Nicholson Baker has a great article in the March 20 issue of the New York Review of Books on the "Charms of Wikipedia." He highlights that Wikipedia has flourished in large part because it’s fun to be an editor, and that part of the fun is the ongoing war between editors of good will and vandals, or people who take advantage of the site’s open and egalitarian editing policies to do things like replace the text of the article on aging with "Aging is what you get when you get freakin old old old." Baker notes that this happened on December 20, 2007, and that it was undone very quickly by vigilant Wikipedians.
Last week I discussed with my MBA students the online, freely available HBS case on Wikipedia that I co-wrote with Karim Lakhani. As part of the homework for case discussion I asked all my students to become Wikipedia editors, and to report what happened to the edits they made — did they persist unchanged, or were they further modified or rolled back?
I didn’t tell them to engage in vandalism but a couple of them did so in order, I imagine, to test the site’s vigilance. My favorite example was a student’s addition of ‘jellybeans’ to the list of foods commonly eaten by the mongoose. Within minutes, he reported, the word disappeared and he heard from a zoologist Wikipedian offering information on both the animal’s diet and the encyclopedia’s policies on citing sources.
Other students made edits that were less overtly wrong, but still inappropriate. One added to the article on Dubai an uncredited assertion that over 20% of the world’s construction cranes were in the Emirate. He also saw his edit removed, and received information about attribution and sourcing policies.
I should stress that most of the class edited in good will. Lots reported that because the articles they were interested in were so comprehensive they really couldn’t find much to add. Some, though, found omissions that seemed glaring. The article on Wade Boggs contained little or no mention of his affair with Margo Adams, its messy aftermath, and related press coverage. One of my students added this information in a nicely constructed paragraph.
Overall, our experience confirmed Baker’s conclusion that:
"The "unhelpful" or "inappropriate"—sometimes stoned, racist, violent, metalheaded—changes are quickly fixed by human stompers and algorithmicized helper bots. It’s a game.
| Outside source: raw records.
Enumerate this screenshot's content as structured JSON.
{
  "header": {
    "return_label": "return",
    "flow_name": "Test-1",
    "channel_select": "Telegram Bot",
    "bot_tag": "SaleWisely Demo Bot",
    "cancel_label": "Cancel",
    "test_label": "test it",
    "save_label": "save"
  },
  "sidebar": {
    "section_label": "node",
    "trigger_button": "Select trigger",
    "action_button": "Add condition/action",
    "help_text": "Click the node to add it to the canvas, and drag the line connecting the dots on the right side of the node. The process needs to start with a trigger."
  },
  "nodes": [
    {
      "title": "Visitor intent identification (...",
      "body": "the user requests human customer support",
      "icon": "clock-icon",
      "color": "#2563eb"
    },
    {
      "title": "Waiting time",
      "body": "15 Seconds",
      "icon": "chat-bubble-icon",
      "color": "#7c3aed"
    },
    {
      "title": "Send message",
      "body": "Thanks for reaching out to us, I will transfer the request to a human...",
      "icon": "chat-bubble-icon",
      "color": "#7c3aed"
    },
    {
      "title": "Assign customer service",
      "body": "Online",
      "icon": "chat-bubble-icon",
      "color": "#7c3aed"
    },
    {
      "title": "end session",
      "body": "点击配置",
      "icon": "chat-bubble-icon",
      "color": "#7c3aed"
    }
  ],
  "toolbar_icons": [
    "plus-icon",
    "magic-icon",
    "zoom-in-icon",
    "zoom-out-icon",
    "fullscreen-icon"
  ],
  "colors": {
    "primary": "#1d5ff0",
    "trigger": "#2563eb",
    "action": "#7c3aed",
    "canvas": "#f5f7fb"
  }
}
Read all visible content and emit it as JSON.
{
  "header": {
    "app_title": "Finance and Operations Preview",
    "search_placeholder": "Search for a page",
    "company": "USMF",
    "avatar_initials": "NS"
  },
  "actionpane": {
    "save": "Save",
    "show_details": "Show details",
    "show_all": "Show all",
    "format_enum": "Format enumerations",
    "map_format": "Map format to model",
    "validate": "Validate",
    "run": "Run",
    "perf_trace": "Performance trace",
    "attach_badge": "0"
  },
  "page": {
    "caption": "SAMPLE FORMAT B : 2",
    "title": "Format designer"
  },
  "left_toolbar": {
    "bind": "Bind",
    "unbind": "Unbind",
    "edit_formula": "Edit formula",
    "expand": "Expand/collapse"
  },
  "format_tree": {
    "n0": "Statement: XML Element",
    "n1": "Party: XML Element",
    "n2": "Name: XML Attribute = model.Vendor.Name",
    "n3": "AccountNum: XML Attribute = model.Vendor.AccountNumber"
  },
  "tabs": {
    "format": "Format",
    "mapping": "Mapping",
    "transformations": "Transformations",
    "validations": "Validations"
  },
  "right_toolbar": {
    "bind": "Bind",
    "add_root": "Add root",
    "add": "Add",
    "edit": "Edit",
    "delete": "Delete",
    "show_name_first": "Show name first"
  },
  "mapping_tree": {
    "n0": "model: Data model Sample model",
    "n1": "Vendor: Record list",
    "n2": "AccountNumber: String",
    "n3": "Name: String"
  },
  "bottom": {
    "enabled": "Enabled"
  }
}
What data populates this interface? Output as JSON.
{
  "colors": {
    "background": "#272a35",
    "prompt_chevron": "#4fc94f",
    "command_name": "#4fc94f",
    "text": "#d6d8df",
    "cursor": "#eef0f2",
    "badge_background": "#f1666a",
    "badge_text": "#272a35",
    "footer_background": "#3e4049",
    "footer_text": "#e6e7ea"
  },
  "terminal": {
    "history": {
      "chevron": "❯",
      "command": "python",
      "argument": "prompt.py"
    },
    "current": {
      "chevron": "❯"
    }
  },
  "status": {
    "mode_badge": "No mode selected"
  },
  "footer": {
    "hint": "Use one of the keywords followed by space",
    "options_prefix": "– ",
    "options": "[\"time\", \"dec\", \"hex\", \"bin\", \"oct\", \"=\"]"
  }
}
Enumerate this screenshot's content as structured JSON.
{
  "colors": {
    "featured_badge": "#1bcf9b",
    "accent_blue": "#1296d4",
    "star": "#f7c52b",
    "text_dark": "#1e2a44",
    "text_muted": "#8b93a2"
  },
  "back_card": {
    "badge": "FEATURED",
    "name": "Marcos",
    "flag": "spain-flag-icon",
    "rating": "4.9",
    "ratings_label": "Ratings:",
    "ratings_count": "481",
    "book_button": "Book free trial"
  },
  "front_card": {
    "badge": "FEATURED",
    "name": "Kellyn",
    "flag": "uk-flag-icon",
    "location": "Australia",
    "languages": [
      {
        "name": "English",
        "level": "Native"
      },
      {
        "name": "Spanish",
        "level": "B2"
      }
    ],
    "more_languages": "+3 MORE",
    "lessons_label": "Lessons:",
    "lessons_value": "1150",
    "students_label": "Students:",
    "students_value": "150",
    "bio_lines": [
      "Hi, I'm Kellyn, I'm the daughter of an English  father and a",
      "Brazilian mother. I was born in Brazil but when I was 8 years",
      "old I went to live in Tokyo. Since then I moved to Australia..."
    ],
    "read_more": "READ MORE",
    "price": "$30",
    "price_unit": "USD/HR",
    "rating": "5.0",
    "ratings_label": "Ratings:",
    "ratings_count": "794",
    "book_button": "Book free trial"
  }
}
Wikipedians see vandalism as a problem, and it certainly can be, but a Diogenes-minded observer would submit that Wikipedia would never have been the prodigious success it has been without its demons."
Still, as everyone acknowledges it is not a perfect or error-free resource, and students each year find some strange content. Last spring a student pointed out that the current (at that time) page for United Technologies CEO George David was almost entirely a goof. I found it astonishing that his PR staff had allowed this to persist. This year a sharp-eyed student noticed that the entry for sex researcher Robert Kolodny at present contains some strange text in the third paragraph. So the demons persist.
As do the deletionists. The only student last week to understand the true intention behind the assignment created an entry on me. It was speedily removed.